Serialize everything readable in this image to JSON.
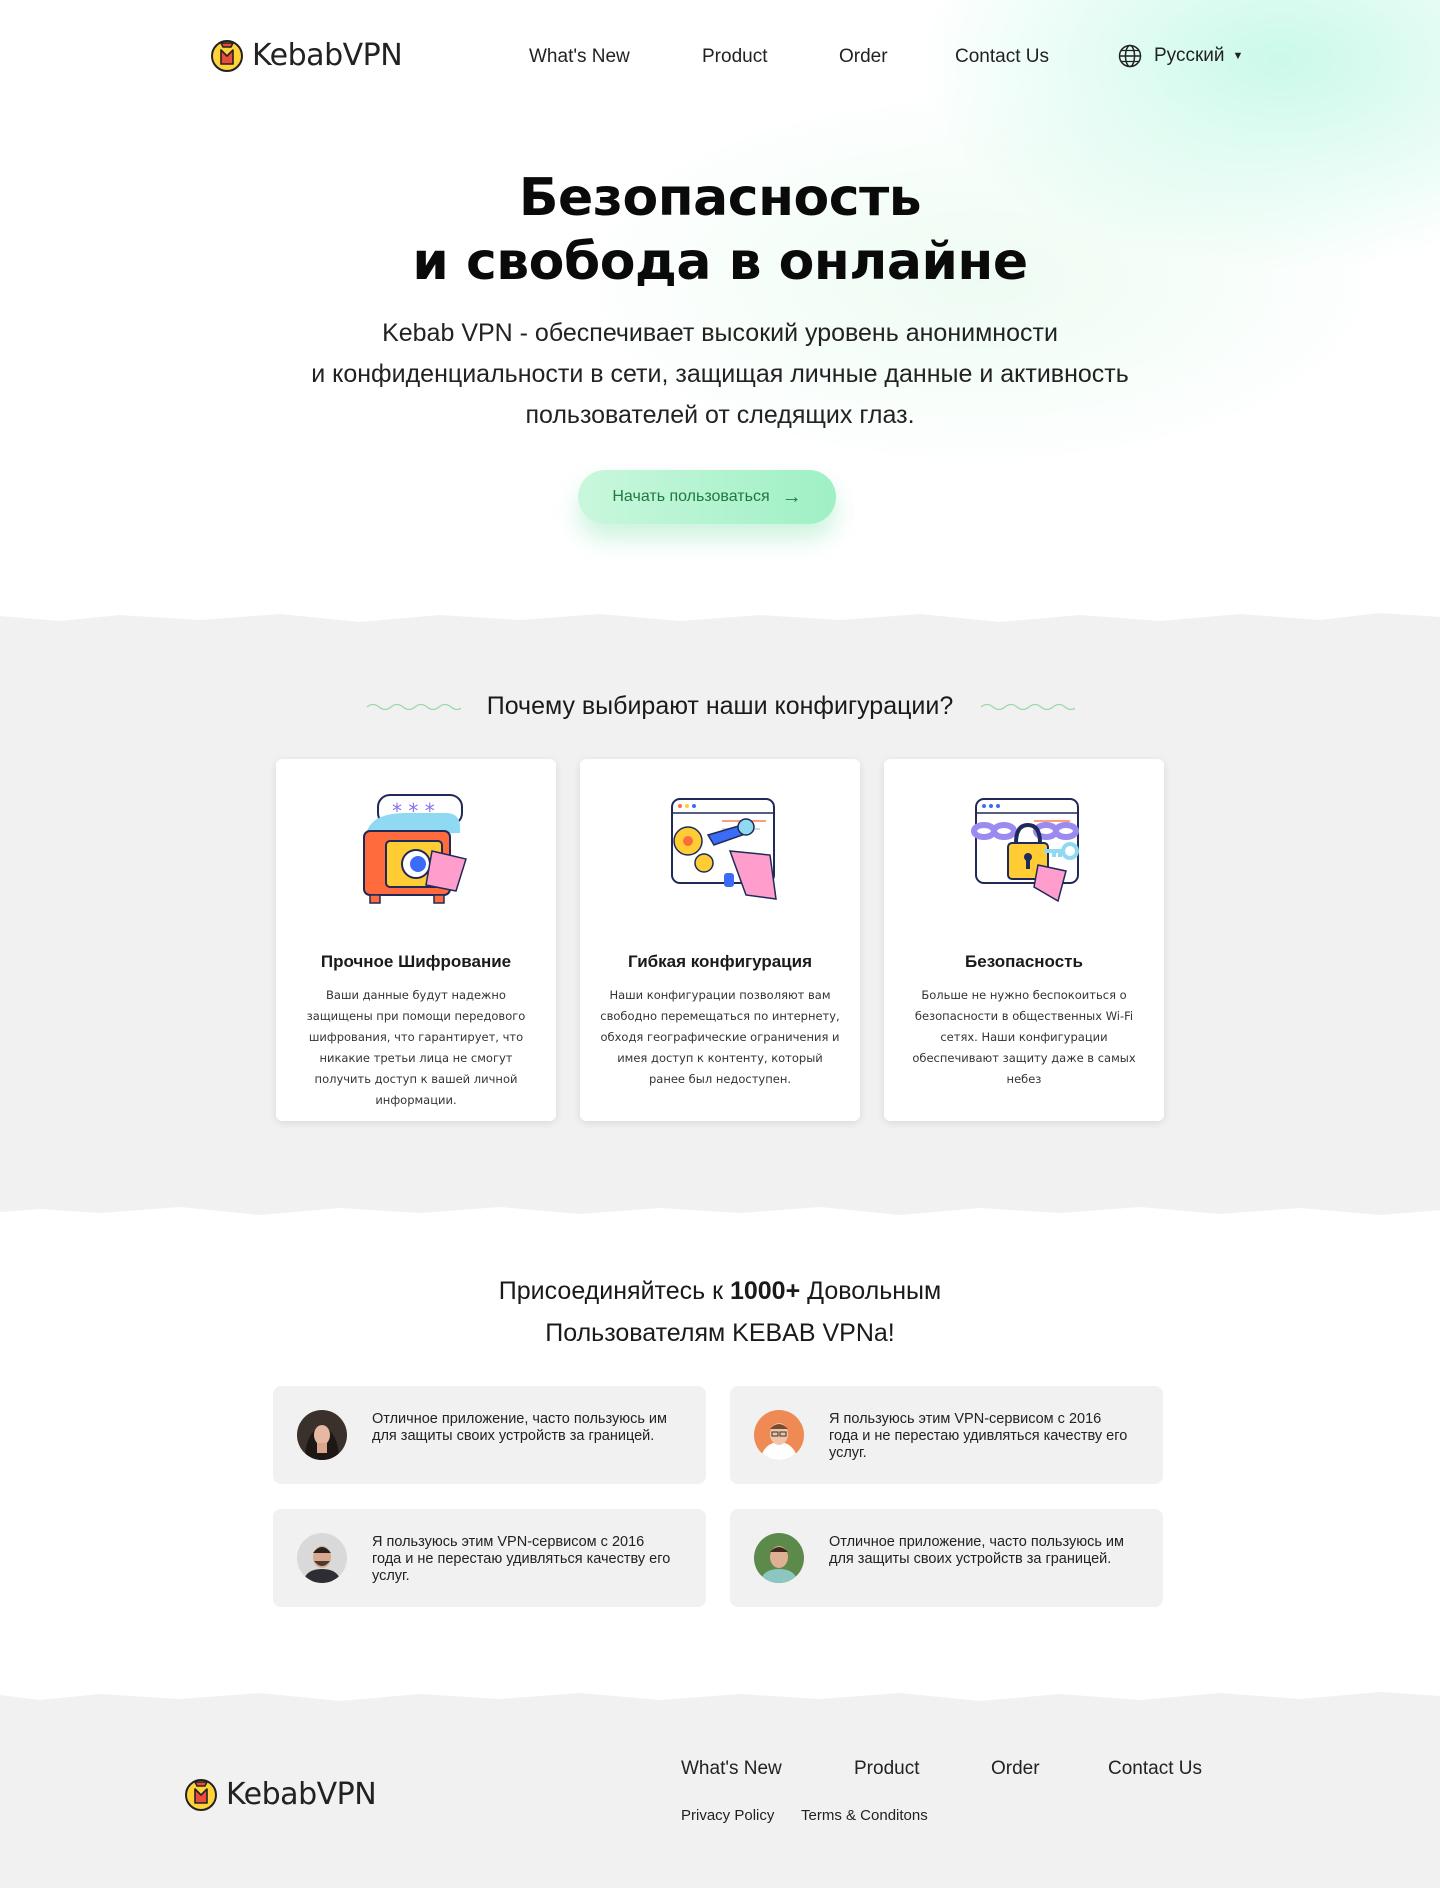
{
  "brand": {
    "name": "KebabVPN"
  },
  "nav": {
    "items": [
      "What's New",
      "Product",
      "Order",
      "Contact Us"
    ],
    "language": "Русский"
  },
  "hero": {
    "title_line1": "Безопасность",
    "title_line2": "и свобода в онлайне",
    "sub_line1": "Kebab VPN - обеспечивает высокий уровень анонимности",
    "sub_line2": "и конфиденциальности в сети, защищая личные данные и активность",
    "sub_line3": "пользователей от следящих глаз.",
    "cta_label": "Начать пользоваться"
  },
  "features": {
    "title": "Почему выбирают наши конфигурации?",
    "cards": [
      {
        "title": "Прочное Шифрование",
        "icon": "safe-encryption-icon",
        "text": "Ваши данные будут надежно защищены при помощи передового шифрования, что гарантирует,  что никакие третьи лица не смогут получить доступ к вашей личной информации."
      },
      {
        "title": "Гибкая конфигурация",
        "icon": "gears-wrench-icon",
        "text": "Наши конфигурации позволяют вам свободно перемещаться по интернету, обходя географические ограничения и имея доступ к контенту, который ранее был недоступен."
      },
      {
        "title": "Безопасность",
        "icon": "chain-lock-icon",
        "text": "Больше не нужно беспокоиться о безопасности в общественных Wi-Fi сетях. Наши конфигурации обеспечивают защиту даже в самых небез"
      }
    ]
  },
  "testimonials": {
    "heading_pre": "Присоединяйтесь к ",
    "heading_bold": "1000+",
    "heading_post": " Довольным",
    "heading_line2": "Пользователям KEBAB VPNa!",
    "items": [
      {
        "text": "Отличное приложение, часто пользуюсь им для защиты своих устройств за границей."
      },
      {
        "text": "Я пользуюсь этим VPN-сервисом с 2016 года и не перестаю удивляться качеству его услуг."
      },
      {
        "text": "Я пользуюсь этим VPN-сервисом с 2016 года и не перестаю удивляться качеству его услуг."
      },
      {
        "text": "Отличное приложение, часто пользуюсь им для защиты своих устройств за границей."
      }
    ]
  },
  "footer": {
    "links": [
      "What's New",
      "Product",
      "Order",
      "Contact Us"
    ],
    "privacy": "Privacy Policy",
    "terms": "Terms & Conditons"
  },
  "colors": {
    "cta_text": "#1f7a3e",
    "cta_bg": "#a8f2cb",
    "band_bg": "#f1f1f1"
  }
}
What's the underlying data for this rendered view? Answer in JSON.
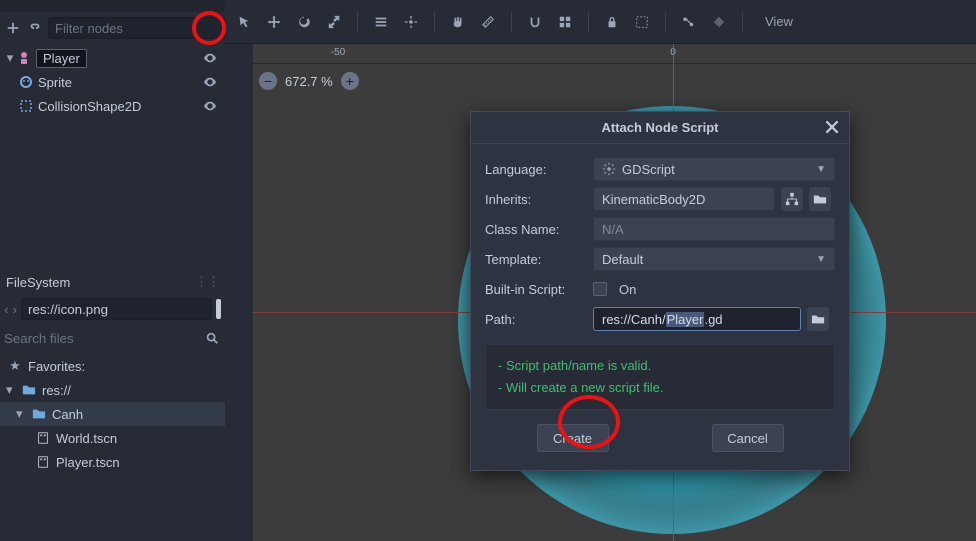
{
  "scene": {
    "filter_placeholder": "Filter nodes",
    "nodes": [
      {
        "name": "Player",
        "type": "kinematic"
      },
      {
        "name": "Sprite",
        "type": "sprite"
      },
      {
        "name": "CollisionShape2D",
        "type": "collision"
      }
    ]
  },
  "filesystem": {
    "header": "FileSystem",
    "path_value": "res://icon.png",
    "search_placeholder": "Search files",
    "favorites_label": "Favorites:",
    "root": "res://",
    "folder": "Canh",
    "files": [
      "World.tscn",
      "Player.tscn"
    ]
  },
  "viewport": {
    "view_label": "View",
    "zoom": "672.7 %",
    "ruler_ticks": [
      "-50",
      "0"
    ]
  },
  "dialog": {
    "title": "Attach Node Script",
    "labels": {
      "language": "Language:",
      "inherits": "Inherits:",
      "classname": "Class Name:",
      "template": "Template:",
      "builtin": "Built-in Script:",
      "path": "Path:"
    },
    "values": {
      "language": "GDScript",
      "inherits": "KinematicBody2D",
      "classname": "N/A",
      "template": "Default",
      "builtin": "On",
      "path_prefix": "res://Canh/",
      "path_sel": "Player",
      "path_suffix": ".gd"
    },
    "status": [
      "- Script path/name is valid.",
      "- Will create a new script file."
    ],
    "buttons": {
      "create": "Create",
      "cancel": "Cancel"
    }
  }
}
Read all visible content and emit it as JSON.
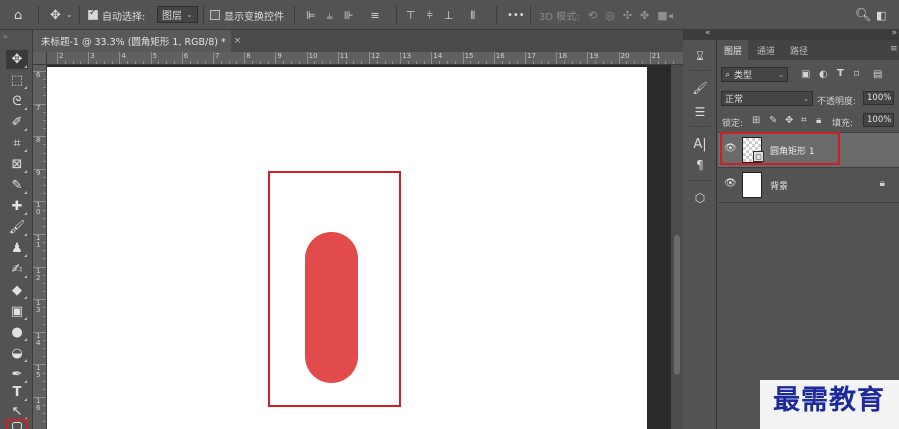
{
  "options_bar": {
    "home_icon": "home-icon",
    "move_icon": "move-tool-icon",
    "auto_select_label": "自动选择:",
    "auto_select_target": "图层",
    "show_transform_label": "显示变换控件",
    "three_d_mode_label": "3D 模式:",
    "more_label": "•••"
  },
  "document": {
    "tab_title": "未标题-1 @ 33.3% (圆角矩形 1, RGB/8) *",
    "close_glyph": "×"
  },
  "rulers": {
    "horizontal": [
      "2",
      "3",
      "4",
      "5",
      "6",
      "7",
      "8",
      "9",
      "10",
      "11",
      "12",
      "13",
      "14",
      "15",
      "16",
      "17",
      "18",
      "19",
      "20",
      "21"
    ],
    "vertical": [
      "6",
      "7",
      "8",
      "9",
      "10",
      "11",
      "12",
      "13",
      "14",
      "15",
      "16"
    ]
  },
  "tools": [
    "move-tool",
    "marquee-tool",
    "lasso-tool",
    "quick-select-tool",
    "crop-tool",
    "frame-tool",
    "eyedropper-tool",
    "healing-brush-tool",
    "brush-tool",
    "clone-stamp-tool",
    "history-brush-tool",
    "eraser-tool",
    "gradient-tool",
    "blur-tool",
    "dodge-tool",
    "pen-tool",
    "type-tool",
    "path-select-tool",
    "shape-tool"
  ],
  "canvas": {
    "shape_color": "#e24b4b",
    "highlight_color": "#cc2024"
  },
  "layers_panel": {
    "tabs": [
      "图层",
      "通道",
      "路径"
    ],
    "active_tab": "图层",
    "filter_kind": "类型",
    "blend_mode": "正常",
    "opacity_label": "不透明度:",
    "opacity_value": "100%",
    "lock_label": "锁定:",
    "fill_label": "填充:",
    "fill_value": "100%",
    "layers": [
      {
        "name": "圆角矩形 1",
        "selected": true,
        "locked": false
      },
      {
        "name": "背景",
        "selected": false,
        "locked": true
      }
    ]
  },
  "watermark": {
    "text": "最需教育"
  }
}
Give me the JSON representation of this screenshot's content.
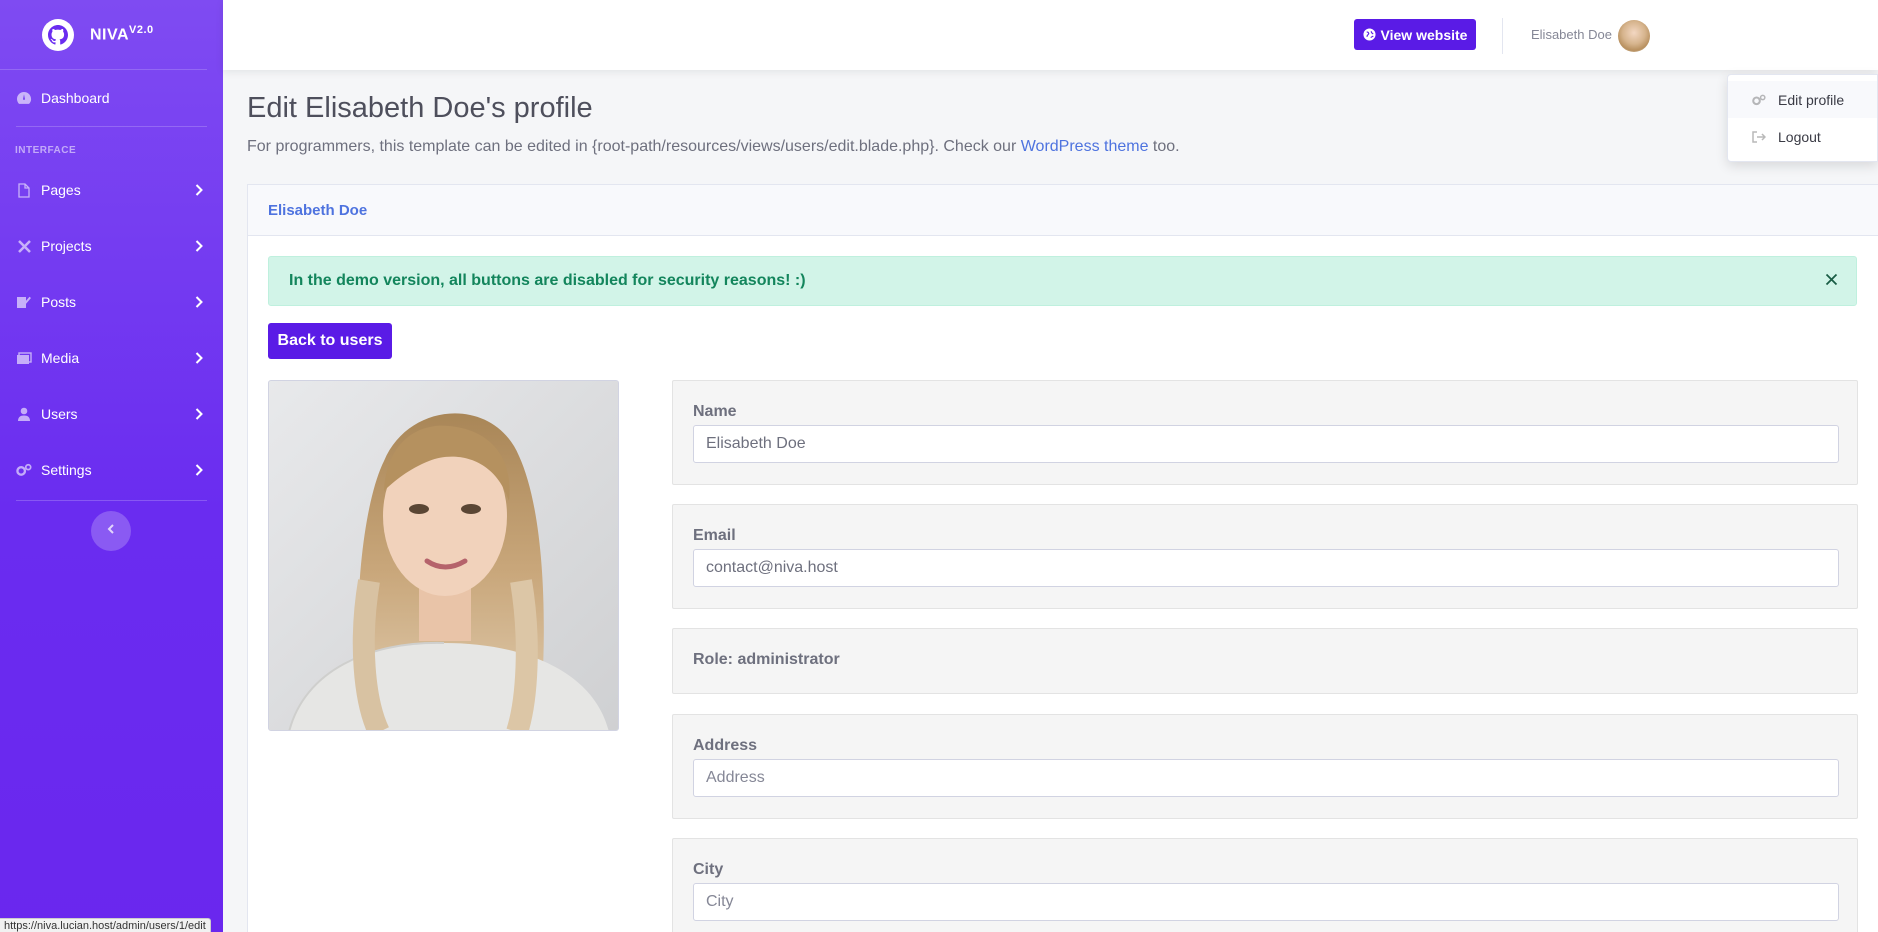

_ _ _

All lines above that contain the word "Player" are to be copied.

REPLY TO THE EXERCISE:
        "name": "Player",
      "Player.tscn"
      "path_sel": "Player",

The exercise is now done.